* **Exercise aim**:
Each line below is to be copied out exactly, and none may be omitted.

━━━━━ Data under study

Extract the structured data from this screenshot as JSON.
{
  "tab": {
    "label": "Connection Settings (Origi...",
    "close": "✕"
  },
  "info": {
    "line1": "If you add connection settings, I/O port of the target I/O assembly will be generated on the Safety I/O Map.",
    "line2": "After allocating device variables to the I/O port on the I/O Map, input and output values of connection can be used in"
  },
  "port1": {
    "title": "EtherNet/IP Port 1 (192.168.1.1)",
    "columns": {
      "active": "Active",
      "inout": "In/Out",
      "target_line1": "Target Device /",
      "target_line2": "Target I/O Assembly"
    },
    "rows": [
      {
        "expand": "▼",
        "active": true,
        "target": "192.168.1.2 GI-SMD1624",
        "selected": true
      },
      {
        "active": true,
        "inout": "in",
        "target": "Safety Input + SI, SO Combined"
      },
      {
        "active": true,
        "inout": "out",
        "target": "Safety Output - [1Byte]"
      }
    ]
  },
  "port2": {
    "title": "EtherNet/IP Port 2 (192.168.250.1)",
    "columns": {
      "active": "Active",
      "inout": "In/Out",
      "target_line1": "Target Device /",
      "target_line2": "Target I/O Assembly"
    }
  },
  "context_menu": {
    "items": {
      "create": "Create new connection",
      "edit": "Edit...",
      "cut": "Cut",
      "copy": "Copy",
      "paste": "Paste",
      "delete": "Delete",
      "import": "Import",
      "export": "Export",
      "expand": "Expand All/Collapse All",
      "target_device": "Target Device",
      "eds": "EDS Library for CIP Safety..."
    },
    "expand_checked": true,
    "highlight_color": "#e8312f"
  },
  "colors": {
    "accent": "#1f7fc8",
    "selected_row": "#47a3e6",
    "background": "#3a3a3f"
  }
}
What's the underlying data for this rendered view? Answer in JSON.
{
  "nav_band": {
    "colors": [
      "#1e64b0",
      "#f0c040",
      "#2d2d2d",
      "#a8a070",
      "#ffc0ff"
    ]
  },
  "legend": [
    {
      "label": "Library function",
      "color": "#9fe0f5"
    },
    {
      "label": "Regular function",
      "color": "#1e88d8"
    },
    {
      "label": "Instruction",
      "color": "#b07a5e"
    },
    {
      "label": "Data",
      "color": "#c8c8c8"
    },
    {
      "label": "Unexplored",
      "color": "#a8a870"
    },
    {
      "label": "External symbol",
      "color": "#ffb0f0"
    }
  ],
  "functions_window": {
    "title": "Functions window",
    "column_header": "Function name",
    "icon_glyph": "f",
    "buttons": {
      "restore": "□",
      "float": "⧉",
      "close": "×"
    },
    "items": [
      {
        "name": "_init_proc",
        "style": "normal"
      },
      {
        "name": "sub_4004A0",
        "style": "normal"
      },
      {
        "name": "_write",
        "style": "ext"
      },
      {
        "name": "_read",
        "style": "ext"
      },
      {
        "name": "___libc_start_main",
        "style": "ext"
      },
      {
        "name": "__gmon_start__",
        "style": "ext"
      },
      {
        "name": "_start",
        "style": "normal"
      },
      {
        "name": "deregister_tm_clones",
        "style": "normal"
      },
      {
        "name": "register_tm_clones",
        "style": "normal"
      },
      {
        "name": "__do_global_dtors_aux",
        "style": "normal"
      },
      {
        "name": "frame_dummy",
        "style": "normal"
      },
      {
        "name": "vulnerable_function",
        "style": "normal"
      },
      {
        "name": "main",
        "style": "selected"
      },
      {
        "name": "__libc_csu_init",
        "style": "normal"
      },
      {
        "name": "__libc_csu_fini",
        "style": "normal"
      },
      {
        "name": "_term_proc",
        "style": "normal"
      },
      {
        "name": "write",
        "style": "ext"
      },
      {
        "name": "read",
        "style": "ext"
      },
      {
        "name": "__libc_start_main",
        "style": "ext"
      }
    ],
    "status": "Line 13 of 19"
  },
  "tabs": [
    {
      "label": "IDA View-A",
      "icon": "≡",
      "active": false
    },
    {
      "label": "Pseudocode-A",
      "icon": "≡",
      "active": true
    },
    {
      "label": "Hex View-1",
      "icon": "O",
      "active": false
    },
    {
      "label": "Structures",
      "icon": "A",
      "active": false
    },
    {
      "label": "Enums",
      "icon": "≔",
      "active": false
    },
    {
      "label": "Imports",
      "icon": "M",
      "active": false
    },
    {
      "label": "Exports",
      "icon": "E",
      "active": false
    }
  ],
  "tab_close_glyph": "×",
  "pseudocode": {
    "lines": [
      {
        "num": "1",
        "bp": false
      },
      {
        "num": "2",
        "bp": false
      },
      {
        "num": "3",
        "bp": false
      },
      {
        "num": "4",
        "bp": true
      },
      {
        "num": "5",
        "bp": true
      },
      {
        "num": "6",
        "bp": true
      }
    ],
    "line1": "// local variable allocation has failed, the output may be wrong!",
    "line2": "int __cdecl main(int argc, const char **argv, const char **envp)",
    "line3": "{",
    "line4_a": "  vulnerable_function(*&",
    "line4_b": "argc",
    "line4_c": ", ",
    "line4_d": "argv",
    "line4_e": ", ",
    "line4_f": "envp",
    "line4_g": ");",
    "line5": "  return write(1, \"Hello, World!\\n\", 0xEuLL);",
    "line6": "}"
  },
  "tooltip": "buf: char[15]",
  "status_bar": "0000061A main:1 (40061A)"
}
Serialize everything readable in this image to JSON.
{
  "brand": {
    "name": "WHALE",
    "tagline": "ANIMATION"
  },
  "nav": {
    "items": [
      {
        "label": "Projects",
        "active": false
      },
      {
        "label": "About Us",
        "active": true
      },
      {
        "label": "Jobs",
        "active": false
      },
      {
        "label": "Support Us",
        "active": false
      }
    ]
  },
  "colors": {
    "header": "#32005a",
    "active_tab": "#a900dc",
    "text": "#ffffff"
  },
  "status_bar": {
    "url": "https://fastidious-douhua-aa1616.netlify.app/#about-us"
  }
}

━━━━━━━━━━

* **Exercise answer**:
Extract the structured data from this screenshot as JSON.
{
  "tab": {
    "label": "Connection Settings (Origi...",
    "close": "✕"
  },
  "info": {
    "line1": "If you add connection settings, I/O port of the target I/O assembly will be generated on the Safety I/O Map.",
    "line2": "After allocating device variables to the I/O port on the I/O Map, input and output values of connection can be used in"
  },
  "port1": {
    "title": "EtherNet/IP Port 1 (192.168.1.1)",
    "columns": {
      "active": "Active",
      "inout": "In/Out",
      "target_line1": "Target Device /",
      "target_line2": "Target I/O Assembly"
    },
    "rows": [
      {
        "expand": "▼",
        "active": true,
        "target": "192.168.1.2 GI-SMD1624",
        "selected": true
      },
      {
        "active": true,
        "inout": "in",
        "target": "Safety Input + SI, SO Combined"
      },
      {
        "active": true,
        "inout": "out",
        "target": "Safety Output - [1Byte]"
      }
    ]
  },
  "port2": {
    "title": "EtherNet/IP Port 2 (192.168.250.1)",
    "columns": {
      "active": "Active",
      "inout": "In/Out",
      "target_line1": "Target Device /",
      "target_line2": "Target I/O Assembly"
    }
  },
  "context_menu": {
    "items": {
      "create": "Create new connection",
      "edit": "Edit...",
      "cut": "Cut",
      "copy": "Copy",
      "paste": "Paste",
      "delete": "Delete",
      "import": "Import",
      "export": "Export",
      "expand": "Expand All/Collapse All",
      "target_device": "Target Device",
      "eds": "EDS Library for CIP Safety..."
    },
    "expand_checked": true,
    "highlight_color": "#e8312f"
  },
  "colors": {
    "accent": "#1f7fc8",
    "selected_row": "#47a3e6",
    "background": "#3a3a3f"
  }
}
What's the underlying data for this rendered view? Answer in JSON.
{
  "nav_band": {
    "colors": [
      "#1e64b0",
      "#f0c040",
      "#2d2d2d",
      "#a8a070",
      "#ffc0ff"
    ]
  },
  "legend": [
    {
      "label": "Library function",
      "color": "#9fe0f5"
    },
    {
      "label": "Regular function",
      "color": "#1e88d8"
    },
    {
      "label": "Instruction",
      "color": "#b07a5e"
    },
    {
      "label": "Data",
      "color": "#c8c8c8"
    },
    {
      "label": "Unexplored",
      "color": "#a8a870"
    },
    {
      "label": "External symbol",
      "color": "#ffb0f0"
    }
  ],
  "functions_window": {
    "title": "Functions window",
    "column_header": "Function name",
    "icon_glyph": "f",
    "buttons": {
      "restore": "□",
      "float": "⧉",
      "close": "×"
    },
    "items": [
      {
        "name": "_init_proc",
        "style": "normal"
      },
      {
        "name": "sub_4004A0",
        "style": "normal"
      },
      {
        "name": "_write",
        "style": "ext"
      },
      {
        "name": "_read",
        "style": "ext"
      },
      {
        "name": "___libc_start_main",
        "style": "ext"
      },
      {
        "name": "__gmon_start__",
        "style": "ext"
      },
      {
        "name": "_start",
        "style": "normal"
      },
      {
        "name": "deregister_tm_clones",
        "style": "normal"
      },
      {
        "name": "register_tm_clones",
        "style": "normal"
      },
      {
        "name": "__do_global_dtors_aux",
        "style": "normal"
      },
      {
        "name": "frame_dummy",
        "style": "normal"
      },
      {
        "name": "vulnerable_function",
        "style": "normal"
      },
      {
        "name": "main",
        "style": "selected"
      },
      {
        "name": "__libc_csu_init",
        "style": "normal"
      },
      {
        "name": "__libc_csu_fini",
        "style": "normal"
      },
      {
        "name": "_term_proc",
        "style": "normal"
      },
      {
        "name": "write",
        "style": "ext"
      },
      {
        "name": "read",
        "style": "ext"
      },
      {
        "name": "__libc_start_main",
        "style": "ext"
      }
    ],
    "status": "Line 13 of 19"
  },
  "tabs": [
    {
      "label": "IDA View-A",
      "icon": "≡",
      "active": false
    },
    {
      "label": "Pseudocode-A",
      "icon": "≡",
      "active": true
    },
    {
      "label": "Hex View-1",
      "icon": "O",
      "active": false
    },
    {
      "label": "Structures",
      "icon": "A",
      "active": false
    },
    {
      "label": "Enums",
      "icon": "≔",
      "active": false
    },
    {
      "label": "Imports",
      "icon": "M",
      "active": false
    },
    {
      "label": "Exports",
      "icon": "E",
      "active": false
    }
  ],
  "tab_close_glyph": "×",
  "pseudocode": {
    "lines": [
      {
        "num": "1",
        "bp": false
      },
      {
        "num": "2",
        "bp": false
      },
      {
        "num": "3",
        "bp": false
      },
      {
        "num": "4",
        "bp": true
      },
      {
        "num": "5",
        "bp": true
      },
      {
        "num": "6",
        "bp": true
      }
    ],
    "line1": "// local variable allocation has failed, the output may be wrong!",
    "line2": "int __cdecl main(int argc, const char **argv, const char **envp)",
    "line3": "{",
    "line4_a": "  vulnerable_function(*&",
    "line4_b": "argc",
    "line4_c": ", ",
    "line4_d": "argv",
    "line4_e": ", ",
    "line4_f": "envp",
    "line4_g": ");",
    "line5": "  return write(1, \"Hello, World!\\n\", 0xEuLL);",
    "line6": "}"
  },
  "tooltip": "buf: char[15]",
  "status_bar": "0000061A main:1 (40061A)"
}
Serialize everything readable in this image to JSON.
{
  "brand": {
    "name": "WHALE",
    "tagline": "ANIMATION"
  },
  "nav": {
    "items": [
      {
        "label": "Projects",
        "active": false
      },
      {
        "label": "About Us",
        "active": true
      },
      {
        "label": "Jobs",
        "active": false
      },
      {
        "label": "Support Us",
        "active": false
      }
    ]
  },
  "colors": {
    "header": "#32005a",
    "active_tab": "#a900dc",
    "text": "#ffffff"
  },
  "status_bar": {
    "url": "https://fastidious-douhua-aa1616.netlify.app/#about-us"
  }
}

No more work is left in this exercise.